Classic Interview Questions: Part III

Welcome to Part 3 of our classic interview questions series in which we're bringing together some of the most common questions you are likely to be asked, as well as some advice on how best to tackle the interrogation!

1. What are your expectations from a team?

What your interviewer is thinking: What do you understand a team player to be and to what extent do you possess these attributes?

At first it might seem difficult to answer this question without giving generic responses like enthusiasm, dedication, reliability etc etc, so make it  personal and talk about how you act within a team - not forgetting to relate your answer directly to the job in hand!

Think back to your school days, how would you say you were positioned within a team? If you were a team captain, talk of leadership skills. Perhaps you took part in lots of team events but not as a leader, in which case, you can talk of the importance of dedication, passion and genuine interest in the task at hand. If you were not an active team member then you might want to suggest that as an observer you are more strategy focused; you like to look at and analyse situations, draw logical conclusions and then act upon them. There is no wrong answer!

Either way, make sure you think about how it is you genuinely contribute within a team and turn this into a positive! Never lie just because you think it might be what the interviewer wants to hear. For example, don't claim you are a natural leader when your skill set suggests otherwise, it will be noticed!

2. What are your expectations from a manager? 

What your interviewer is thinking: What do you regard as important attributes in a manager? 

Some key qualities in a good manager are:

  • Motivation - being able to inspire a team is an important quality
  • Confidence - a manager that conducts themselves with confidence will inspire confidence within their team.
  • Communication – being able to offer praise and give advice and criticism constructively is important. Written communication is just as important as oral communication.
  • Organisation – a manager is responsible for many people who will be performing many different tasks so it is important for a manager to be able to keep a track of everything that is going on.
  • Delegating – Being able to identify when tasks need to be allocated to team members and appreciating that offloading too many tasks may appear that a manager is shirking their responsibilities.
Be wary of the question 'what did you think of your old manager?'  This is not an opportunity for you to start slagging off your old boss, nor does it mean you have to be super nice about them. Just be balanced but honest!

3. Tell me about a time when you coped under pressure.

What your interviewer is thinking: How have you applied your skills, probably those you have already spoken about, to real, pressurised situations.

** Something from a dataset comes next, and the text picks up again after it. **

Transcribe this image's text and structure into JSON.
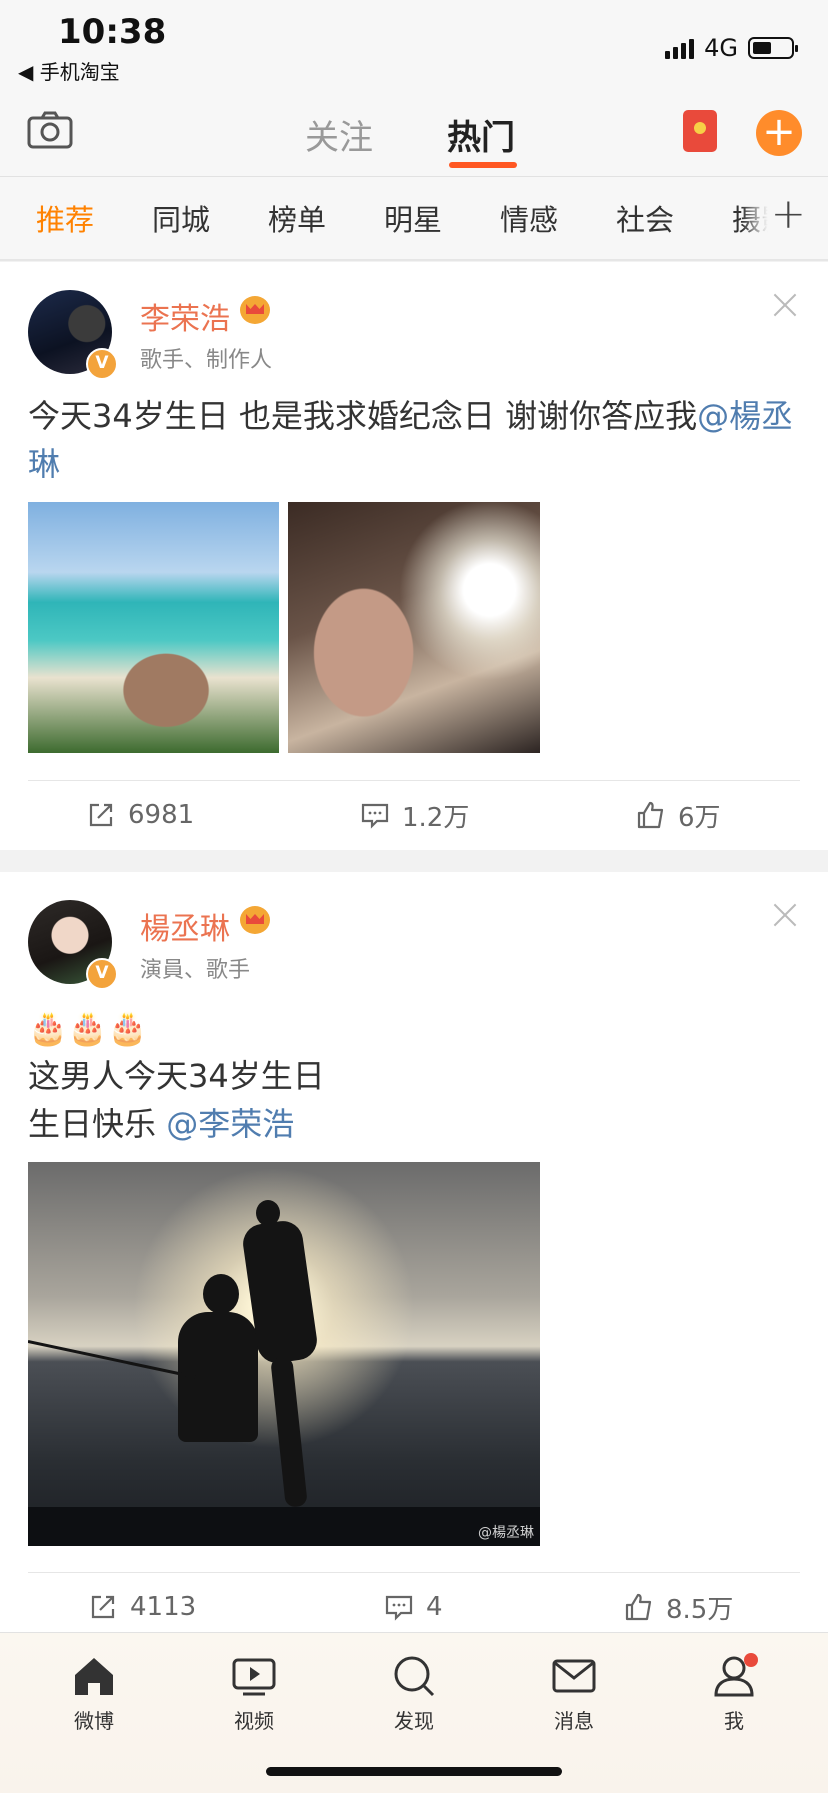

Note that he/she will be looking for you to show that you are able to stay calm and focused and deal with conflict in a reasonable manner - remember that your answer is also likely to reflect the attributes you expect from your manager!

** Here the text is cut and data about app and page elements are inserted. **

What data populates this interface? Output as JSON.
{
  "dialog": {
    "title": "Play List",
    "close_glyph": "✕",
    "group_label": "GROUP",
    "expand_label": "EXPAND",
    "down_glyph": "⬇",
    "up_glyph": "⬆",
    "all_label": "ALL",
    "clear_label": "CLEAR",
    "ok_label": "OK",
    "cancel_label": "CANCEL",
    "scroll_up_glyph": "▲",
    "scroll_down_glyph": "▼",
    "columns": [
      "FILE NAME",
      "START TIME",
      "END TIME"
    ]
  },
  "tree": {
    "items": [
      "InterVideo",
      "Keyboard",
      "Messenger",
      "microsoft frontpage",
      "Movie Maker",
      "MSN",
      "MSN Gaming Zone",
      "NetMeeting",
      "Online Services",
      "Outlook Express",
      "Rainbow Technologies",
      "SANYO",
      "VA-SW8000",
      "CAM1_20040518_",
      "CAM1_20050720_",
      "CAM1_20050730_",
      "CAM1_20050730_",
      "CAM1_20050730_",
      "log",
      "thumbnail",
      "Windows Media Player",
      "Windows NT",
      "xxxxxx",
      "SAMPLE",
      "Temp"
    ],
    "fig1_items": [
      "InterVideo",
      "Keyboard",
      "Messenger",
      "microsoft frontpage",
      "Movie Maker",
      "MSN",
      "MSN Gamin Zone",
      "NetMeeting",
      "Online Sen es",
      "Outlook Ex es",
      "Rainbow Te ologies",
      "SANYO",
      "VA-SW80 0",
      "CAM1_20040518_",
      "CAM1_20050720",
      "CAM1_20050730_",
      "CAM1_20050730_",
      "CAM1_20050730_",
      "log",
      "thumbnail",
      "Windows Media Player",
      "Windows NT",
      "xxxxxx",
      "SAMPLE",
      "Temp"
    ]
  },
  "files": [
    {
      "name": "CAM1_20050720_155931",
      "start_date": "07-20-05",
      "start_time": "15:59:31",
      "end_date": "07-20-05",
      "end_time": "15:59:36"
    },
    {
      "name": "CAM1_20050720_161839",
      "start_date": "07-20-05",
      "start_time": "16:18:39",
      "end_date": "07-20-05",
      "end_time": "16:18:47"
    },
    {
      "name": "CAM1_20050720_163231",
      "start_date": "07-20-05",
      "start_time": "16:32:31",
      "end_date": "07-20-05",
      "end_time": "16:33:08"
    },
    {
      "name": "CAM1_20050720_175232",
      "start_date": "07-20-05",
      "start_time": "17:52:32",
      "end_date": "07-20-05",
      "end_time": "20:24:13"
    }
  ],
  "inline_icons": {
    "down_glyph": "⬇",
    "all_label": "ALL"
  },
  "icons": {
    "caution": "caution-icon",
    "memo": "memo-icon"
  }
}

Steer clear of phrases that imply you don't suffer from stress. Aside from seeming untrue, it also awkwardly renders the conversation dead in the water! Instead think about a particular situation in which you were called upon to resolve something. This could be drawn from your experiences in another job; pubs and bars are often quite good examples, we've all experienced the all too rowdy customer!

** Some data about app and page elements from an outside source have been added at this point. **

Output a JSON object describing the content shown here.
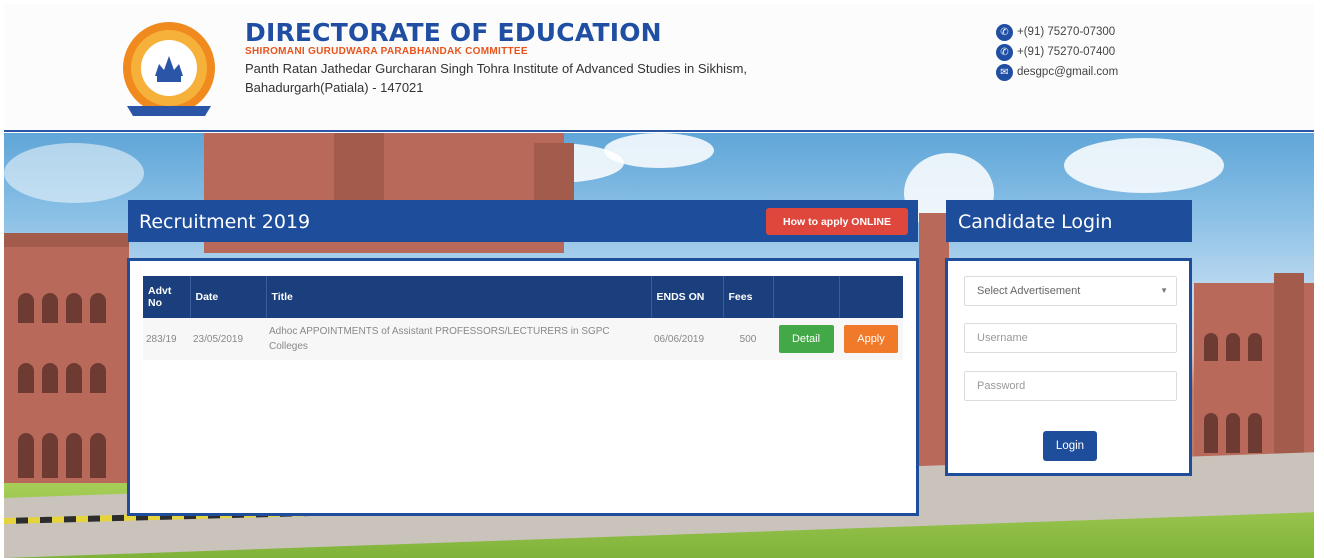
{
  "header": {
    "title": "DIRECTORATE OF EDUCATION",
    "subtitle": "SHIROMANI GURUDWARA PARABHANDAK COMMITTEE",
    "address_line1": "Panth Ratan Jathedar Gurcharan Singh Tohra Institute of Advanced Studies in Sikhism,",
    "address_line2": "Bahadurgarh(Patiala) - 147021"
  },
  "contacts": [
    {
      "icon": "phone-icon",
      "text": "+(91) 75270-07300"
    },
    {
      "icon": "phone-icon",
      "text": "+(91) 75270-07400"
    },
    {
      "icon": "email-icon",
      "text": "desgpc@gmail.com"
    }
  ],
  "recruitment": {
    "title": "Recruitment 2019",
    "how_to_apply": "How to apply ONLINE",
    "columns": [
      "Advt No",
      "Date",
      "Title",
      "ENDS ON",
      "Fees",
      "",
      ""
    ],
    "rows": [
      {
        "advt_no": "283/19",
        "date": "23/05/2019",
        "title": "Adhoc APPOINTMENTS of Assistant PROFESSORS/LECTURERS in SGPC Colleges",
        "ends_on": "06/06/2019",
        "fees": "500",
        "detail_label": "Detail",
        "apply_label": "Apply"
      }
    ]
  },
  "login": {
    "title": "Candidate Login",
    "select_placeholder": "Select Advertisement",
    "username_placeholder": "Username",
    "password_placeholder": "Password",
    "login_label": "Login"
  },
  "colors": {
    "brand_blue": "#1d4d9b",
    "accent_orange": "#e8541c",
    "how_btn_red": "#e0473c",
    "detail_green": "#43a847",
    "apply_orange": "#f07a2a"
  }
}
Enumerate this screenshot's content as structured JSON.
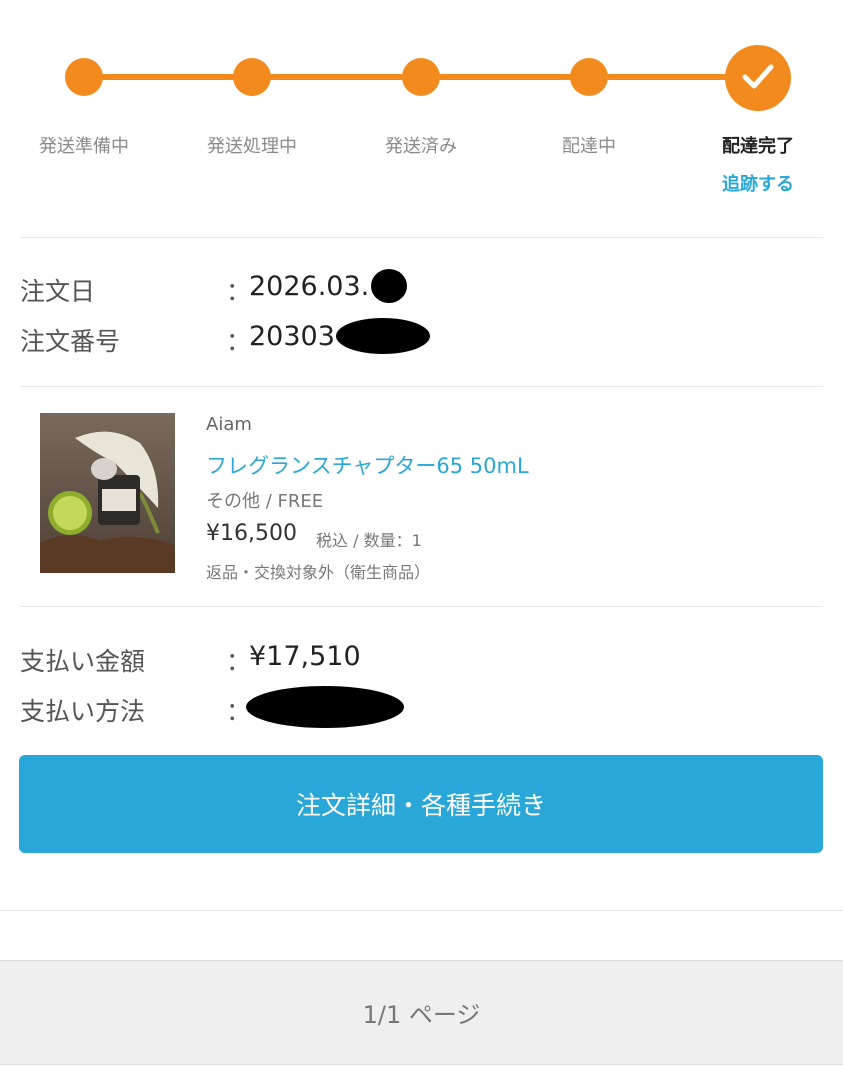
{
  "tracker": {
    "steps": [
      {
        "label": "発送準備中"
      },
      {
        "label": "発送処理中"
      },
      {
        "label": "発送済み"
      },
      {
        "label": "配達中"
      },
      {
        "label": "配達完了"
      }
    ],
    "current_step": 5,
    "track_link": "追跡する"
  },
  "order": {
    "date_label": "注文日",
    "date_colon": "：",
    "date_value": "2026.03.",
    "number_label": "注文番号",
    "number_colon": "：",
    "number_value": "20303"
  },
  "product": {
    "brand": "Aiam",
    "name": "フレグランスチャプター65 50mL",
    "variant": "その他 / FREE",
    "price": "¥16,500",
    "price_note": "税込 / 数量：1",
    "return_note": "返品・交換対象外（衛生商品）"
  },
  "payment": {
    "amount_label": "支払い金額",
    "amount_colon": "：",
    "amount_value": "¥17,510",
    "method_label": "支払い方法",
    "method_colon": "："
  },
  "actions": {
    "detail_button": "注文詳細・各種手続き"
  },
  "pagination": {
    "text": "1/1 ページ"
  },
  "colors": {
    "accent_orange": "#f28a1e",
    "link_blue": "#2aa7d6",
    "button_blue": "#2aa7d9"
  }
}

It may be that you do a lot of things in your personal life to avoid feeling stressed, perhaps you jog, meditate or even knit, it could be anything! Don't hesitate to add these points in, it's good to show a bit of personality now and again!

Related content -

Interview Questions YOU Should Ask


© 2016 GradTouch. Terms | Privacy